**Extracted data entries:**
⁂

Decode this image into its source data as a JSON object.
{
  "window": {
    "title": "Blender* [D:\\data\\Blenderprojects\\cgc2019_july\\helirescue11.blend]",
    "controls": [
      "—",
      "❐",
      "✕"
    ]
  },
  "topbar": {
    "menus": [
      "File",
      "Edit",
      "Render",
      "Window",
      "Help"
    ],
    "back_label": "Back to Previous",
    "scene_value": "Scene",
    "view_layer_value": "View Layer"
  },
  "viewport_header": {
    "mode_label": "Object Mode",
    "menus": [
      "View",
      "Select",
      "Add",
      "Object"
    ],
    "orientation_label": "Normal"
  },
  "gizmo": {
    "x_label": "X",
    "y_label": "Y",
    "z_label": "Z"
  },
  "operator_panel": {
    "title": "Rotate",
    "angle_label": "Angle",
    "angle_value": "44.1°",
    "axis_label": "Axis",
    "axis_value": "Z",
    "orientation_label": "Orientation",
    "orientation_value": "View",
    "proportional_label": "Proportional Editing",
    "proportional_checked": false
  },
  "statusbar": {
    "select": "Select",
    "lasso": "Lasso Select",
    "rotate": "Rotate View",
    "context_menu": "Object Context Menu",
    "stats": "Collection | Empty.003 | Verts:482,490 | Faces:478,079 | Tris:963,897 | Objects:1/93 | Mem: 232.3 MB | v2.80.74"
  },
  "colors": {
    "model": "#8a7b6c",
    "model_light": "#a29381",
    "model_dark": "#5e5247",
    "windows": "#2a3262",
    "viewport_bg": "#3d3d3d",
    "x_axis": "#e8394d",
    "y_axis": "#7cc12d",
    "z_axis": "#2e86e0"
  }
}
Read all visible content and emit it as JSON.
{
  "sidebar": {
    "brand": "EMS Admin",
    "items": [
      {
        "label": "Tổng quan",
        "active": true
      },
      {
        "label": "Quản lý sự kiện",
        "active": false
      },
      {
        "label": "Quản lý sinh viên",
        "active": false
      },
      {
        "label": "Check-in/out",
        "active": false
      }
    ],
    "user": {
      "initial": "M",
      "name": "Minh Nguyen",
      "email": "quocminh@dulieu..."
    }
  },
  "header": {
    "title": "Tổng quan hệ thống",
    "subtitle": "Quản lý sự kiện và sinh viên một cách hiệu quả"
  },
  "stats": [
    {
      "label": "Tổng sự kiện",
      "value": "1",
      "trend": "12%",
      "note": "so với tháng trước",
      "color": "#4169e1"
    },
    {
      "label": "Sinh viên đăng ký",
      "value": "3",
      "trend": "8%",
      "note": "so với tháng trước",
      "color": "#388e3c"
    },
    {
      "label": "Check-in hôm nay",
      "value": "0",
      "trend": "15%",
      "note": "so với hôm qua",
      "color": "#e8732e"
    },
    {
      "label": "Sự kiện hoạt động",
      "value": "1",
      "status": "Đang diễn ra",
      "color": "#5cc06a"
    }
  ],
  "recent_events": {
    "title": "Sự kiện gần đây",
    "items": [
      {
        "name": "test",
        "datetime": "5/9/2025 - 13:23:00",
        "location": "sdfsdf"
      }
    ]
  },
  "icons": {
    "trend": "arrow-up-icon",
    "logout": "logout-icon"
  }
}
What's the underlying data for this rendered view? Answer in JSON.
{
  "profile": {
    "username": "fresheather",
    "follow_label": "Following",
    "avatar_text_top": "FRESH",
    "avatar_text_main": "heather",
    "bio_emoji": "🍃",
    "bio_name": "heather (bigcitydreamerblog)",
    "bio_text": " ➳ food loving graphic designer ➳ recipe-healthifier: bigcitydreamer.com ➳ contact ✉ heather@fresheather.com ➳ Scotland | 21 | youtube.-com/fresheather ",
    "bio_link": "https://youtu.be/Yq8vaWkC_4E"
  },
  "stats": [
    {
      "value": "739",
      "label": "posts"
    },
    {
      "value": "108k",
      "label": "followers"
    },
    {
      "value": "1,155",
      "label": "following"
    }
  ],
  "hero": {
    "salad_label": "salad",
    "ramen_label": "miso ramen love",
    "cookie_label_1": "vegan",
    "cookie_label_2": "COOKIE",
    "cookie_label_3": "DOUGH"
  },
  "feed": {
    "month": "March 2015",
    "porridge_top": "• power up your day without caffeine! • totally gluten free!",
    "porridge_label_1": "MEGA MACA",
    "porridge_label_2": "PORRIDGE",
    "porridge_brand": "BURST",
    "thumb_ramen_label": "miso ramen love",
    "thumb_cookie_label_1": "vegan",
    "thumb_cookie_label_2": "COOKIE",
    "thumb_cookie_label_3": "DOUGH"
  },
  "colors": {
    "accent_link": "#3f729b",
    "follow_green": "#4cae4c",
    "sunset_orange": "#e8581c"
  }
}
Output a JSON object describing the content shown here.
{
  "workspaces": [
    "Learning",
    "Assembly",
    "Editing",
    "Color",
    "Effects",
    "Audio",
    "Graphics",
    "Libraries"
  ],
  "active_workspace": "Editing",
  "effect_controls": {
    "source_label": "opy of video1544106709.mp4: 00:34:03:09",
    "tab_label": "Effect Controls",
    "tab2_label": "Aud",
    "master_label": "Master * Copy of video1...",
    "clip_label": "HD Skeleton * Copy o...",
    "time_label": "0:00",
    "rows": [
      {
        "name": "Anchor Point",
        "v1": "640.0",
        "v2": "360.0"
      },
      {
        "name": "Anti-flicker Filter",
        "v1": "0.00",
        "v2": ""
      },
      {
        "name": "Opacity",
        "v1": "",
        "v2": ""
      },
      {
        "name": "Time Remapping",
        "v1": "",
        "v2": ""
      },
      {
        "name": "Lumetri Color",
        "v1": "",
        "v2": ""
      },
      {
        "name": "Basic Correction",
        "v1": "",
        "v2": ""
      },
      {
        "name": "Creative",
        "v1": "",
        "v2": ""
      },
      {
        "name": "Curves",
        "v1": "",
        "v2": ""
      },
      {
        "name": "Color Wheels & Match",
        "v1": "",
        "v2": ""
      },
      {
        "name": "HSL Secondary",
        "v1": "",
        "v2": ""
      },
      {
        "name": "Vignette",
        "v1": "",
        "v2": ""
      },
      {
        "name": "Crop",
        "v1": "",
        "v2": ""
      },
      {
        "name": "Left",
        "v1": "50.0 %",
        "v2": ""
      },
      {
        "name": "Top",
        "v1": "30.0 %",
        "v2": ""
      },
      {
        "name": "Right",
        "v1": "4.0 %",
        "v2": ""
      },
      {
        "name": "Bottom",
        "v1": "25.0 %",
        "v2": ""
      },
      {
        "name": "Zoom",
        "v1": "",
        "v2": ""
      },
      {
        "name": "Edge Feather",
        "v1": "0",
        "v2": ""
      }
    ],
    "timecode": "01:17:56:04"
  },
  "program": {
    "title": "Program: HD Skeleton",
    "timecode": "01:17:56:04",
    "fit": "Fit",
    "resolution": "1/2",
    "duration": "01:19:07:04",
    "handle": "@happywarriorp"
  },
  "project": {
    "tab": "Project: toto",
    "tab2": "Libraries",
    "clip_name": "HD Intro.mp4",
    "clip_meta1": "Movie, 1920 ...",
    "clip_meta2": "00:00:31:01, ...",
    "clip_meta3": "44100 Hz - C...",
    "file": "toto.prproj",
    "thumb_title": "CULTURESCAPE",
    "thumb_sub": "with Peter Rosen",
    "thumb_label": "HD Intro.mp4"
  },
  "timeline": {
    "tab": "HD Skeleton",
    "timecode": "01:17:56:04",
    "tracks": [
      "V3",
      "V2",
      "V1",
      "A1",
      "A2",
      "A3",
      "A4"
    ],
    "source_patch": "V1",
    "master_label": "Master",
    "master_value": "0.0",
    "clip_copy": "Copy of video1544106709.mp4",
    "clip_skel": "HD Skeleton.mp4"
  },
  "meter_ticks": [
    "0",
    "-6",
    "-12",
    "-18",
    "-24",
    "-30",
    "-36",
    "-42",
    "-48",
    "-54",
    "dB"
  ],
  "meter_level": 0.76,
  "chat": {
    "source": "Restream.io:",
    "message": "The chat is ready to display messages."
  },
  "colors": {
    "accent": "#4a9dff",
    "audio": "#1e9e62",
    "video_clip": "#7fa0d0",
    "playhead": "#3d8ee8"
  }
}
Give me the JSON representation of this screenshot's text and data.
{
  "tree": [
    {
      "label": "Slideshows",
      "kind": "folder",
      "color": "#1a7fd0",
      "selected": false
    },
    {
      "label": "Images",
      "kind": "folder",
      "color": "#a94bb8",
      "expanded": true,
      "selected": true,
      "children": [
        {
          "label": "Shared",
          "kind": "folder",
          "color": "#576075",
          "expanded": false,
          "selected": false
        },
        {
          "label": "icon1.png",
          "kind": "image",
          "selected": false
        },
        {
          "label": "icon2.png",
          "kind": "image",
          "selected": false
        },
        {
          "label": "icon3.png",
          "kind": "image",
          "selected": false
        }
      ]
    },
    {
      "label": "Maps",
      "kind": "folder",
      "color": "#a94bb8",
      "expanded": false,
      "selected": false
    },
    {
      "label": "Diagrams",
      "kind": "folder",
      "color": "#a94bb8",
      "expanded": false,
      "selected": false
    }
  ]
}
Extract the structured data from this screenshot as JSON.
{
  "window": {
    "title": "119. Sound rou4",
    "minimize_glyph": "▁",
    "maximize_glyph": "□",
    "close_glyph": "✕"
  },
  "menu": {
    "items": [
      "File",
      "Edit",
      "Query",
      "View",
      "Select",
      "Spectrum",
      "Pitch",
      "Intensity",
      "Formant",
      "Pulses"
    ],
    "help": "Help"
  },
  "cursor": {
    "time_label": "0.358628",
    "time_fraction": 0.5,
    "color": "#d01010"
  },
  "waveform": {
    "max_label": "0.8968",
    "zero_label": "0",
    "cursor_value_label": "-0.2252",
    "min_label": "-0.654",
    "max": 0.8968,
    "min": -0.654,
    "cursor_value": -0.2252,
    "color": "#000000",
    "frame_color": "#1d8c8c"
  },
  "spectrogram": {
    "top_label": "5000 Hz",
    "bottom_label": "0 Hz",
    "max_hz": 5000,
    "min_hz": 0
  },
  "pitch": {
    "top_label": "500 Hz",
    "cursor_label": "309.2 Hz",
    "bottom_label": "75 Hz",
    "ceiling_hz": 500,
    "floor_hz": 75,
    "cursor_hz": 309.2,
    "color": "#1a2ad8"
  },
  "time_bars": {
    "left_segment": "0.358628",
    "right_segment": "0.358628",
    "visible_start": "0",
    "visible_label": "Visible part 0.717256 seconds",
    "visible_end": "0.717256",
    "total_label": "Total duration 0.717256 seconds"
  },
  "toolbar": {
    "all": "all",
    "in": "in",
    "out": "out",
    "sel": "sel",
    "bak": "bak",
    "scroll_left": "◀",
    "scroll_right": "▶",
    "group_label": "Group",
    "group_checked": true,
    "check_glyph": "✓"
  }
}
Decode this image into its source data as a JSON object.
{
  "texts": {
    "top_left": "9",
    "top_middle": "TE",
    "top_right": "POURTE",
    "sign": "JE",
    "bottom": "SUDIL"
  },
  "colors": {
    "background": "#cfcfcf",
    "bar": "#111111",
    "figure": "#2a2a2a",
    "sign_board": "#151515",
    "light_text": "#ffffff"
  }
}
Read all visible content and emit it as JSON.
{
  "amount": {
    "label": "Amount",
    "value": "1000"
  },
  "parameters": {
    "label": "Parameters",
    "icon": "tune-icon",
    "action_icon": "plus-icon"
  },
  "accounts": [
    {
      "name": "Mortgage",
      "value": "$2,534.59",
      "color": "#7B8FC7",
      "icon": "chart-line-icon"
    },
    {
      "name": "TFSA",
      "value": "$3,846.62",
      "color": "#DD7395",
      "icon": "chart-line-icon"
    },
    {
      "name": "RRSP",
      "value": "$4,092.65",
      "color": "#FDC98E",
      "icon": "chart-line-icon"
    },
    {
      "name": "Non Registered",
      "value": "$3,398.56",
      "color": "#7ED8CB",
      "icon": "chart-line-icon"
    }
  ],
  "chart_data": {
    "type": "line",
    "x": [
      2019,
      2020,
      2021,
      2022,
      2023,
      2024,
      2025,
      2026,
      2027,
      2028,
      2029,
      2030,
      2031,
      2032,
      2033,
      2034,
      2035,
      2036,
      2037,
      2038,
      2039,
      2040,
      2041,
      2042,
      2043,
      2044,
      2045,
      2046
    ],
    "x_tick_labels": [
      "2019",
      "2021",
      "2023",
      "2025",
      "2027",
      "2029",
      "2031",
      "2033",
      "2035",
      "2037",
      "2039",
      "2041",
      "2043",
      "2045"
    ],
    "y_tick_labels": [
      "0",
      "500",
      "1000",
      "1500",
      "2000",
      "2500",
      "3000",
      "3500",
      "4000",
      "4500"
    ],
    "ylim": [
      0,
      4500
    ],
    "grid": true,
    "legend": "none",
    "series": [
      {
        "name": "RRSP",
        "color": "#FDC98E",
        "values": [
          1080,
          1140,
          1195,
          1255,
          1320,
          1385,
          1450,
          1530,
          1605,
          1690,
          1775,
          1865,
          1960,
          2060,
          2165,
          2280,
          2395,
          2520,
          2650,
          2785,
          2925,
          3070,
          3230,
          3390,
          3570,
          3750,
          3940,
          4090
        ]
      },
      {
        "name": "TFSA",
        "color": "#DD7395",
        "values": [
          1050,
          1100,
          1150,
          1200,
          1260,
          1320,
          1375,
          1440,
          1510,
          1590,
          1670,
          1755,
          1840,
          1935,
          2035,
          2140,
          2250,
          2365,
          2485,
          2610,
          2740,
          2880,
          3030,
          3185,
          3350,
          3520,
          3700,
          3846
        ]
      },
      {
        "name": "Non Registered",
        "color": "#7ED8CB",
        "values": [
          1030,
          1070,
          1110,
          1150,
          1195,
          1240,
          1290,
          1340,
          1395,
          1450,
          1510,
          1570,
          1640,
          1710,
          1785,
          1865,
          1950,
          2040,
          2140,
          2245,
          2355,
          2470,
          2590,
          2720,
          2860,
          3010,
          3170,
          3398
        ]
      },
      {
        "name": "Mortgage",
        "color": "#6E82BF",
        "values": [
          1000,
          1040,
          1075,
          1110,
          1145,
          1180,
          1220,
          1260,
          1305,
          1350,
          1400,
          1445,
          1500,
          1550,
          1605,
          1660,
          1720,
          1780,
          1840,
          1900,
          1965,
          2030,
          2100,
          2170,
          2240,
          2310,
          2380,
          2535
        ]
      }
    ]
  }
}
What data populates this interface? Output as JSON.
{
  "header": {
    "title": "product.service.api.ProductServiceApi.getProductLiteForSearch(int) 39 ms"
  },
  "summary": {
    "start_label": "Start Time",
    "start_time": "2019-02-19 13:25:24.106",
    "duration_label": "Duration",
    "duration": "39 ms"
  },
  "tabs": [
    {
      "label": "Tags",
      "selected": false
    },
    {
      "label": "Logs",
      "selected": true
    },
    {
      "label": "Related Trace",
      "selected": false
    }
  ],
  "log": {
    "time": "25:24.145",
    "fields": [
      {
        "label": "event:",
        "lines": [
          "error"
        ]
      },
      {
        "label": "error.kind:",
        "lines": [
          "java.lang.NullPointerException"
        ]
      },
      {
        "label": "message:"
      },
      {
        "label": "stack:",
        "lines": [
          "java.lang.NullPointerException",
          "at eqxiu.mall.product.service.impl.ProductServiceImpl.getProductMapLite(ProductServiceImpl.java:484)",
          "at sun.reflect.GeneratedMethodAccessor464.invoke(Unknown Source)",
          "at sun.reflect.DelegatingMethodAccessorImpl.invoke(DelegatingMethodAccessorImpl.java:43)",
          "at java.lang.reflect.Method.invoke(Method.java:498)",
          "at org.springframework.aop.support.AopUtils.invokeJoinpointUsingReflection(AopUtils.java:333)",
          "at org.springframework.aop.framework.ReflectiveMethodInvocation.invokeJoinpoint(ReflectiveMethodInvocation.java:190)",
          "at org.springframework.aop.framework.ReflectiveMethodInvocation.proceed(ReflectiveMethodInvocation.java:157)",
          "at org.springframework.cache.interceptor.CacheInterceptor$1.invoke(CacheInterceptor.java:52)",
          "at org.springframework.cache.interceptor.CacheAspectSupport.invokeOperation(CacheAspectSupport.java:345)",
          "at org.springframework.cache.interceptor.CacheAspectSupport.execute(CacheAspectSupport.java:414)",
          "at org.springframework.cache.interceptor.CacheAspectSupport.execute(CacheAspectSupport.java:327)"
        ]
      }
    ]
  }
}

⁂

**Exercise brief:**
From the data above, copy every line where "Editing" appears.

**Expected answer:**
    "proportional_label": "Proportional Editing",
    "Editing",
  "active_workspace": "Editing",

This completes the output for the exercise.